# [ACTIVITY]
Nothing in the data may be altered; the answer is a verbatim copy of it.

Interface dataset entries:
Start of Block

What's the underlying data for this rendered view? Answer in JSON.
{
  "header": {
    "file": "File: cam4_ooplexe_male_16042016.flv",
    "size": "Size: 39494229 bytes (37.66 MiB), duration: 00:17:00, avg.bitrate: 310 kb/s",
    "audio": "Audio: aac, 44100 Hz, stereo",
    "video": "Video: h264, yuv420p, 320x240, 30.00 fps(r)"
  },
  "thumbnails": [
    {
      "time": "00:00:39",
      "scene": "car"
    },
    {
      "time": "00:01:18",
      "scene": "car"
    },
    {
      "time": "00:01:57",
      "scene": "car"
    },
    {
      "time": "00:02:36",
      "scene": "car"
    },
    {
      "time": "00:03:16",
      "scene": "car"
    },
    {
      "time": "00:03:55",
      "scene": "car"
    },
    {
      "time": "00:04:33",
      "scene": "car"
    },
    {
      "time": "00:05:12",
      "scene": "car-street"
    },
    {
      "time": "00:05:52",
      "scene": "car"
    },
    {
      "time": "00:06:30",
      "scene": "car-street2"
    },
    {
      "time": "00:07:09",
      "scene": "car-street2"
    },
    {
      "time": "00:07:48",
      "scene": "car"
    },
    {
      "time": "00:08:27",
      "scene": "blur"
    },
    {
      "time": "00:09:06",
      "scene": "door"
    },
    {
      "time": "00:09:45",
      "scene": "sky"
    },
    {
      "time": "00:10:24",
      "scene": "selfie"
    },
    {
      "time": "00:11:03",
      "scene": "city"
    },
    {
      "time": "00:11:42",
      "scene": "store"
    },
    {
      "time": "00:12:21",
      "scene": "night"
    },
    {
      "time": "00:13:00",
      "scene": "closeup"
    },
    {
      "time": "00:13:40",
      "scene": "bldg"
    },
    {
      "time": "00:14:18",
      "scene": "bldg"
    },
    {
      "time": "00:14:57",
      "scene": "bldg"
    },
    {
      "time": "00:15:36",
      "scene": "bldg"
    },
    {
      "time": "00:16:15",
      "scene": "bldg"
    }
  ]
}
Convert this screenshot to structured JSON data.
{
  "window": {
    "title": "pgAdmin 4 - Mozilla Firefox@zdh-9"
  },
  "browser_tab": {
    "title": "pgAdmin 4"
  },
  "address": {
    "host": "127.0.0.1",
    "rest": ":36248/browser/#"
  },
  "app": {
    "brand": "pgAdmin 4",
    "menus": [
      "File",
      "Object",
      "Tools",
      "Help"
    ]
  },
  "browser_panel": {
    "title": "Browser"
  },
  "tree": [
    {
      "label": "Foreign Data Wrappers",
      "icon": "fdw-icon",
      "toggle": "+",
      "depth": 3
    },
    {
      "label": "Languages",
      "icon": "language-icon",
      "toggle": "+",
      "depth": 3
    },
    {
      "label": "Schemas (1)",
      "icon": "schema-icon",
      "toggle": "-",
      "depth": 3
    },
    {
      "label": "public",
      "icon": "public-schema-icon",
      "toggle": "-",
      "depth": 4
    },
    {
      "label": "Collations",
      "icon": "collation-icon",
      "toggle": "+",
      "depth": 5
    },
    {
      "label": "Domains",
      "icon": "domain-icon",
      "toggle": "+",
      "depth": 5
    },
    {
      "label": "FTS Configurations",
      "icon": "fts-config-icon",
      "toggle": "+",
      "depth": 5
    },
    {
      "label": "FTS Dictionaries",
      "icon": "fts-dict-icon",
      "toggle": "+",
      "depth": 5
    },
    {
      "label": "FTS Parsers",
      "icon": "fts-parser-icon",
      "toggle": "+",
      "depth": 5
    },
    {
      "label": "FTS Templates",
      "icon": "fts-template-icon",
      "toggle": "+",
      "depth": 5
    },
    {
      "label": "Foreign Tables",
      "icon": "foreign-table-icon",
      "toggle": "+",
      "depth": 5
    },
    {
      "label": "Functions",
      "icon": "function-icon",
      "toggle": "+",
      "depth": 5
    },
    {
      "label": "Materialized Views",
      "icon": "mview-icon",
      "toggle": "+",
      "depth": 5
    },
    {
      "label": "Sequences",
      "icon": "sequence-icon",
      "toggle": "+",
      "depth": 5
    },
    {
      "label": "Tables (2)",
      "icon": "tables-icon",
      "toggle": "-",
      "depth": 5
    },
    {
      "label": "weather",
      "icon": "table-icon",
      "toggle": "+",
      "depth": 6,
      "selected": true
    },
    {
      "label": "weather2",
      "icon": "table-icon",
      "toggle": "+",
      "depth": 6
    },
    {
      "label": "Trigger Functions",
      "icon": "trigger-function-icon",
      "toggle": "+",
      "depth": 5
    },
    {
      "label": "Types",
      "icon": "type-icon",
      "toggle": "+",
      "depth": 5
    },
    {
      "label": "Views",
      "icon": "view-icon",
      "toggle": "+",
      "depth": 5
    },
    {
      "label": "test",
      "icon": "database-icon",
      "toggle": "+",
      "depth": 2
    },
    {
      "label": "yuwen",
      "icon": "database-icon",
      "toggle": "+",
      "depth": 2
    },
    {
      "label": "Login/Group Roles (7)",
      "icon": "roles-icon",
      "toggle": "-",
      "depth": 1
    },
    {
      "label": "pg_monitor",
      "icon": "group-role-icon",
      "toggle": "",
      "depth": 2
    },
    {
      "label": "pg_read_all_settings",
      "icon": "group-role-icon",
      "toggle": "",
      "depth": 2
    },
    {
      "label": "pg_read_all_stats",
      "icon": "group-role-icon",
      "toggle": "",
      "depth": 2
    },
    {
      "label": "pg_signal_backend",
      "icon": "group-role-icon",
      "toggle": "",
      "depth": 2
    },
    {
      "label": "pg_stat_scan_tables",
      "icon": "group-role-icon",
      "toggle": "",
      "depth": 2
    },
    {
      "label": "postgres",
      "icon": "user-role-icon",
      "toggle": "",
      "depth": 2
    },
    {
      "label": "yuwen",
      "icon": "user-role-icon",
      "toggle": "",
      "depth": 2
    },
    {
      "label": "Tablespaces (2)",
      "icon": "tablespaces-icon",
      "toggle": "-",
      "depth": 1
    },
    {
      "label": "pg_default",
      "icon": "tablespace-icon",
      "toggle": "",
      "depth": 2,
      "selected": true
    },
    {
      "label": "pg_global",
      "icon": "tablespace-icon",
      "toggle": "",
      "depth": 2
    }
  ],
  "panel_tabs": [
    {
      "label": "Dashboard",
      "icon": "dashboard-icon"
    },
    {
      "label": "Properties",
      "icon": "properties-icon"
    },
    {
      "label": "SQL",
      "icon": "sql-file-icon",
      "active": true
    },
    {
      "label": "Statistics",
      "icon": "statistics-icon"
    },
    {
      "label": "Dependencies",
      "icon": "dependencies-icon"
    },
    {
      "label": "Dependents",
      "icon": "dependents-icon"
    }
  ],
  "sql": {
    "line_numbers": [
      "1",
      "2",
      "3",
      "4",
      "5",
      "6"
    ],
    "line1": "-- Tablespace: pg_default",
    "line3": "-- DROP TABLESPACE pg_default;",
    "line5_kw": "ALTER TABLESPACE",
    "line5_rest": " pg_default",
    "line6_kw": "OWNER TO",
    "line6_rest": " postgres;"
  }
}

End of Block

# [SOLUTION]
What's the underlying data for this rendered view? Answer in JSON.
{
  "header": {
    "file": "File: cam4_ooplexe_male_16042016.flv",
    "size": "Size: 39494229 bytes (37.66 MiB), duration: 00:17:00, avg.bitrate: 310 kb/s",
    "audio": "Audio: aac, 44100 Hz, stereo",
    "video": "Video: h264, yuv420p, 320x240, 30.00 fps(r)"
  },
  "thumbnails": [
    {
      "time": "00:00:39",
      "scene": "car"
    },
    {
      "time": "00:01:18",
      "scene": "car"
    },
    {
      "time": "00:01:57",
      "scene": "car"
    },
    {
      "time": "00:02:36",
      "scene": "car"
    },
    {
      "time": "00:03:16",
      "scene": "car"
    },
    {
      "time": "00:03:55",
      "scene": "car"
    },
    {
      "time": "00:04:33",
      "scene": "car"
    },
    {
      "time": "00:05:12",
      "scene": "car-street"
    },
    {
      "time": "00:05:52",
      "scene": "car"
    },
    {
      "time": "00:06:30",
      "scene": "car-street2"
    },
    {
      "time": "00:07:09",
      "scene": "car-street2"
    },
    {
      "time": "00:07:48",
      "scene": "car"
    },
    {
      "time": "00:08:27",
      "scene": "blur"
    },
    {
      "time": "00:09:06",
      "scene": "door"
    },
    {
      "time": "00:09:45",
      "scene": "sky"
    },
    {
      "time": "00:10:24",
      "scene": "selfie"
    },
    {
      "time": "00:11:03",
      "scene": "city"
    },
    {
      "time": "00:11:42",
      "scene": "store"
    },
    {
      "time": "00:12:21",
      "scene": "night"
    },
    {
      "time": "00:13:00",
      "scene": "closeup"
    },
    {
      "time": "00:13:40",
      "scene": "bldg"
    },
    {
      "time": "00:14:18",
      "scene": "bldg"
    },
    {
      "time": "00:14:57",
      "scene": "bldg"
    },
    {
      "time": "00:15:36",
      "scene": "bldg"
    },
    {
      "time": "00:16:15",
      "scene": "bldg"
    }
  ]
}
Convert this screenshot to structured JSON data.
{
  "window": {
    "title": "pgAdmin 4 - Mozilla Firefox@zdh-9"
  },
  "browser_tab": {
    "title": "pgAdmin 4"
  },
  "address": {
    "host": "127.0.0.1",
    "rest": ":36248/browser/#"
  },
  "app": {
    "brand": "pgAdmin 4",
    "menus": [
      "File",
      "Object",
      "Tools",
      "Help"
    ]
  },
  "browser_panel": {
    "title": "Browser"
  },
  "tree": [
    {
      "label": "Foreign Data Wrappers",
      "icon": "fdw-icon",
      "toggle": "+",
      "depth": 3
    },
    {
      "label": "Languages",
      "icon": "language-icon",
      "toggle": "+",
      "depth": 3
    },
    {
      "label": "Schemas (1)",
      "icon": "schema-icon",
      "toggle": "-",
      "depth": 3
    },
    {
      "label": "public",
      "icon": "public-schema-icon",
      "toggle": "-",
      "depth": 4
    },
    {
      "label": "Collations",
      "icon": "collation-icon",
      "toggle": "+",
      "depth": 5
    },
    {
      "label": "Domains",
      "icon": "domain-icon",
      "toggle": "+",
      "depth": 5
    },
    {
      "label": "FTS Configurations",
      "icon": "fts-config-icon",
      "toggle": "+",
      "depth": 5
    },
    {
      "label": "FTS Dictionaries",
      "icon": "fts-dict-icon",
      "toggle": "+",
      "depth": 5
    },
    {
      "label": "FTS Parsers",
      "icon": "fts-parser-icon",
      "toggle": "+",
      "depth": 5
    },
    {
      "label": "FTS Templates",
      "icon": "fts-template-icon",
      "toggle": "+",
      "depth": 5
    },
    {
      "label": "Foreign Tables",
      "icon": "foreign-table-icon",
      "toggle": "+",
      "depth": 5
    },
    {
      "label": "Functions",
      "icon": "function-icon",
      "toggle": "+",
      "depth": 5
    },
    {
      "label": "Materialized Views",
      "icon": "mview-icon",
      "toggle": "+",
      "depth": 5
    },
    {
      "label": "Sequences",
      "icon": "sequence-icon",
      "toggle": "+",
      "depth": 5
    },
    {
      "label": "Tables (2)",
      "icon": "tables-icon",
      "toggle": "-",
      "depth": 5
    },
    {
      "label": "weather",
      "icon": "table-icon",
      "toggle": "+",
      "depth": 6,
      "selected": true
    },
    {
      "label": "weather2",
      "icon": "table-icon",
      "toggle": "+",
      "depth": 6
    },
    {
      "label": "Trigger Functions",
      "icon": "trigger-function-icon",
      "toggle": "+",
      "depth": 5
    },
    {
      "label": "Types",
      "icon": "type-icon",
      "toggle": "+",
      "depth": 5
    },
    {
      "label": "Views",
      "icon": "view-icon",
      "toggle": "+",
      "depth": 5
    },
    {
      "label": "test",
      "icon": "database-icon",
      "toggle": "+",
      "depth": 2
    },
    {
      "label": "yuwen",
      "icon": "database-icon",
      "toggle": "+",
      "depth": 2
    },
    {
      "label": "Login/Group Roles (7)",
      "icon": "roles-icon",
      "toggle": "-",
      "depth": 1
    },
    {
      "label": "pg_monitor",
      "icon": "group-role-icon",
      "toggle": "",
      "depth": 2
    },
    {
      "label": "pg_read_all_settings",
      "icon": "group-role-icon",
      "toggle": "",
      "depth": 2
    },
    {
      "label": "pg_read_all_stats",
      "icon": "group-role-icon",
      "toggle": "",
      "depth": 2
    },
    {
      "label": "pg_signal_backend",
      "icon": "group-role-icon",
      "toggle": "",
      "depth": 2
    },
    {
      "label": "pg_stat_scan_tables",
      "icon": "group-role-icon",
      "toggle": "",
      "depth": 2
    },
    {
      "label": "postgres",
      "icon": "user-role-icon",
      "toggle": "",
      "depth": 2
    },
    {
      "label": "yuwen",
      "icon": "user-role-icon",
      "toggle": "",
      "depth": 2
    },
    {
      "label": "Tablespaces (2)",
      "icon": "tablespaces-icon",
      "toggle": "-",
      "depth": 1
    },
    {
      "label": "pg_default",
      "icon": "tablespace-icon",
      "toggle": "",
      "depth": 2,
      "selected": true
    },
    {
      "label": "pg_global",
      "icon": "tablespace-icon",
      "toggle": "",
      "depth": 2
    }
  ],
  "panel_tabs": [
    {
      "label": "Dashboard",
      "icon": "dashboard-icon"
    },
    {
      "label": "Properties",
      "icon": "properties-icon"
    },
    {
      "label": "SQL",
      "icon": "sql-file-icon",
      "active": true
    },
    {
      "label": "Statistics",
      "icon": "statistics-icon"
    },
    {
      "label": "Dependencies",
      "icon": "dependencies-icon"
    },
    {
      "label": "Dependents",
      "icon": "dependents-icon"
    }
  ],
  "sql": {
    "line_numbers": [
      "1",
      "2",
      "3",
      "4",
      "5",
      "6"
    ],
    "line1": "-- Tablespace: pg_default",
    "line3": "-- DROP TABLESPACE pg_default;",
    "line5_kw": "ALTER TABLESPACE",
    "line5_rest": " pg_default",
    "line6_kw": "OWNER TO",
    "line6_rest": " postgres;"
  }
}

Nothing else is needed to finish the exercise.